On January 20, 1990, Azerbaijan's capital city of Baku was invaded by 26,000 Soviet troops, which, at the order of the Soviet leader Mikhail Gorbachev and his Politburo, stormed the city and began shooting indiscriminately into the peaceful demonstrators. Hundreds of civilians were killed, including children, women and elderly; people of different ethnic and religious backgrounds, including Muslim, Christian and Jewish. The pretext was a massive popular uprising in Baku, calling for Azerbaijan's independence from USSR. This mass killing entered Azerbaijan’s history books as the ‘Black January’ tragedy. The violence used by former Soviet Army aiming to destruct the martial spirit of the nation was out of proportion to the intention of freedom and independence.
The Soviet army also attacked the state TV building, in order to cut off the power supply for preventing the dissemination of news to the international community.
As a result of the crackdown operation of the large contingent of Soviet Army, 147 unarmed peaceful civilians were killed, around 800 people were wounded, 841 men were illegally arrested and 5 are still missing. And also, 200 houses and apartments, 80 automobiles, including ambulance cars, the state and personal property were ransacked and burnt by Soviet soldiers.
The operation conducted by Soviet troops was a distinct and harsh violation of Final act of Conference for Security and Cooperation in Europe of 1975, Final document of Viennese meeting of CSCE of 1989, Declaration on protection of women and children in emergency and armed conflicts of 1974, Convention on child’s rights of 1989, acting conventions regulating waging of war, in particular, 4th Hague Convention about the rule and customs of land war of 1967.
Right after the tragedy, the extreme session of the Supreme Council of the Azerbaijani SSR held on January with the purpose of evaluation the January events. The session adopted the Decree of the Supreme Council of the Azerbaijani SSR “On cancellation of the state of emergency in Baku city”, and also the appeals to the USSR Supreme Council, Supreme Councils of union republics, parliaments of all countries of the world.
The Black January event was the obvious display of the ability of Azerbaijani people to reserve the longstanding historical heroism and to resist the cruel attacks for the sake of the freedom and independence of their motherland at the cost of losing their lives.

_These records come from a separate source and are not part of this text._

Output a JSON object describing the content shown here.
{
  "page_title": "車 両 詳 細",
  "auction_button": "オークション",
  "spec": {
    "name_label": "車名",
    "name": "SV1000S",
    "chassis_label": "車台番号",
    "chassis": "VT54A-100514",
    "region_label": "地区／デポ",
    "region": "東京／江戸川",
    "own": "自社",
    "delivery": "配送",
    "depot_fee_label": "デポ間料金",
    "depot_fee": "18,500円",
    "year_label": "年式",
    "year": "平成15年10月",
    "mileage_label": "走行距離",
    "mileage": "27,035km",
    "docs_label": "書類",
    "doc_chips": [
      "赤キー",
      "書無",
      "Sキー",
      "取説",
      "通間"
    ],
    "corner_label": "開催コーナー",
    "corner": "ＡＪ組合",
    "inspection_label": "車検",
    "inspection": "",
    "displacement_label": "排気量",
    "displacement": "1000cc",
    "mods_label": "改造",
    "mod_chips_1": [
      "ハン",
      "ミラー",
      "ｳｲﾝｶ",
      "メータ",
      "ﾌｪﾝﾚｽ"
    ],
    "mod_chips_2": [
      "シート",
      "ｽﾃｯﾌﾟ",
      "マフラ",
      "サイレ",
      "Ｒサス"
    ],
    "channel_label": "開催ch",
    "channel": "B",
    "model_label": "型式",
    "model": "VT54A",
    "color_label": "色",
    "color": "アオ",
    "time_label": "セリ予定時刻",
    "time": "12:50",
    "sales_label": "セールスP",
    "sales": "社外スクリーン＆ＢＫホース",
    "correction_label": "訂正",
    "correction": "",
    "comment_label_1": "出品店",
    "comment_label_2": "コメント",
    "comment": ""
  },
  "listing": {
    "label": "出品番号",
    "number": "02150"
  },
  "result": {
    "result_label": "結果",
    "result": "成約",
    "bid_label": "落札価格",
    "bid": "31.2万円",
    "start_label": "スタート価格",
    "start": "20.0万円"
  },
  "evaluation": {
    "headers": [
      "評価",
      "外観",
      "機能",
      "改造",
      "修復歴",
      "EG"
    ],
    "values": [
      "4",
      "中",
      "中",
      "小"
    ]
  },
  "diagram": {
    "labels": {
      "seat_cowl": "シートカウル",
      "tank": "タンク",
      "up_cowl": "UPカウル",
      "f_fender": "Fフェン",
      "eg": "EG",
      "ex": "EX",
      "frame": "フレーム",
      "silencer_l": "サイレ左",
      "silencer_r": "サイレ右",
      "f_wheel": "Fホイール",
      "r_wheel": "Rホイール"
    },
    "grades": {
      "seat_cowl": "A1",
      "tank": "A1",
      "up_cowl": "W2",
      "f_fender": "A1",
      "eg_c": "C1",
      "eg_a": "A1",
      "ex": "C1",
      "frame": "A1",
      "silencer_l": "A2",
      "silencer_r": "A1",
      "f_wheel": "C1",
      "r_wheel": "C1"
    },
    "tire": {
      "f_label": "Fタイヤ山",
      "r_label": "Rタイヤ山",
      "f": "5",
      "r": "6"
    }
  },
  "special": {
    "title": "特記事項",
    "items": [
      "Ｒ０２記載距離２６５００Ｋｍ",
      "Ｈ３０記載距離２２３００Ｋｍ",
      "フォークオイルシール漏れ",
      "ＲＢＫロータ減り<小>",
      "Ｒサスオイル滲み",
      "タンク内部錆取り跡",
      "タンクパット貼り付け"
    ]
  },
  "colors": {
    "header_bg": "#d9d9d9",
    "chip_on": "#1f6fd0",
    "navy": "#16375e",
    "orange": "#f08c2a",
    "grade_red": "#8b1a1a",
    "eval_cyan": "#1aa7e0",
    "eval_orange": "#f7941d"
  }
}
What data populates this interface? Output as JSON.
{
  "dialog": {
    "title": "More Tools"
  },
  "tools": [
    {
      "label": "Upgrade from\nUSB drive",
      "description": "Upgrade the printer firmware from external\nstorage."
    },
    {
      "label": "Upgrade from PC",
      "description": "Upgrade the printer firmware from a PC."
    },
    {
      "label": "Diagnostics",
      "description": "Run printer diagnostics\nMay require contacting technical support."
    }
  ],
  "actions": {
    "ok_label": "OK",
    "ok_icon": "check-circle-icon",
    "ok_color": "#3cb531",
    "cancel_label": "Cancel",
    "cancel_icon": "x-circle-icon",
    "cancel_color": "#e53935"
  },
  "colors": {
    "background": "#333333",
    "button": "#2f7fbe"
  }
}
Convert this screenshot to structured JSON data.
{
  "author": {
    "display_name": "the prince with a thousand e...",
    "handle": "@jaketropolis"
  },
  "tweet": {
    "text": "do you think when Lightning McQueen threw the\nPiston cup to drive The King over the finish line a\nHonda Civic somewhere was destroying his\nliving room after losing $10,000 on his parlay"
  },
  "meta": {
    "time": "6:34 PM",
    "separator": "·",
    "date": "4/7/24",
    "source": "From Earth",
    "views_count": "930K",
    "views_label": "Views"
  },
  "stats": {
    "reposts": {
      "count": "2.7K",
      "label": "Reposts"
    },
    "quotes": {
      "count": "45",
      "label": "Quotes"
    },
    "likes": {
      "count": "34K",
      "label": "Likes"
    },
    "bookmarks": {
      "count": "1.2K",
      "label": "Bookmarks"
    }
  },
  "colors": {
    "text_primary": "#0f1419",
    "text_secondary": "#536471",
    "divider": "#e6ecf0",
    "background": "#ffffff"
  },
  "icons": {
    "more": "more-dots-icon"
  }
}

Freedom Square on January 20th 1990
The Azerbaijani people buried their martyrs, who sacrificed their lives on January 20th for the independence of the country, in the Mountain Park, the highest spot in Baku, which was later named “Martyrs’ Avenue”. Since 1994, January 20th has been commemorated as National Mourning Day. The Martyrs’ Avenue is a most sacred place for every Azerbaijani. Every year millions of Azerbaijanis visit Martyrs’ Avenue and lay carnations on the graves. This ceremony begins in the early morning when the President of Azerbaijan and representatives of foreign missions lay wreaths at the eternal flame.
On 20 January 1990, though the Azerbaijani people suffered military, moral and political aggression, they displayed their ability to maintain the traditions of historical heroism and resist the cruelest attacks for the sake of the freedom and independence of the motherland, even becoming martyrs. The courageous sons and daughters of the motherland perished on 20 January 1990 while defending the freedom and independence of Azerbaijan and by their bravery made a vivid history in the chronicle of heroism of our country.